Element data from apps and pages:
= = = =

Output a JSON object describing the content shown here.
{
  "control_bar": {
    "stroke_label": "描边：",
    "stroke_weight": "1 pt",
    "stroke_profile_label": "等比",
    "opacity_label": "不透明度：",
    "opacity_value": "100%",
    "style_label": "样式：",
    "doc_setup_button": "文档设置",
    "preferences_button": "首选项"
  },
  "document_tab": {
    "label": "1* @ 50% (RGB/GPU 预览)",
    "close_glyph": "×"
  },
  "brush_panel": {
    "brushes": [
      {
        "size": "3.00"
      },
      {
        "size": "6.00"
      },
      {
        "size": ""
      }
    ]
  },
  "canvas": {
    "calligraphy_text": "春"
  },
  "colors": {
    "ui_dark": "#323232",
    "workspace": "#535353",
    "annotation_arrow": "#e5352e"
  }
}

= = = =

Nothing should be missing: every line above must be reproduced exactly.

• _Task answer_:
Output a JSON object describing the content shown here.
{
  "control_bar": {
    "stroke_label": "描边：",
    "stroke_weight": "1 pt",
    "stroke_profile_label": "等比",
    "opacity_label": "不透明度：",
    "opacity_value": "100%",
    "style_label": "样式：",
    "doc_setup_button": "文档设置",
    "preferences_button": "首选项"
  },
  "document_tab": {
    "label": "1* @ 50% (RGB/GPU 预览)",
    "close_glyph": "×"
  },
  "brush_panel": {
    "brushes": [
      {
        "size": "3.00"
      },
      {
        "size": "6.00"
      },
      {
        "size": ""
      }
    ]
  },
  "canvas": {
    "calligraphy_text": "春"
  },
  "colors": {
    "ui_dark": "#323232",
    "workspace": "#535353",
    "annotation_arrow": "#e5352e"
  }
}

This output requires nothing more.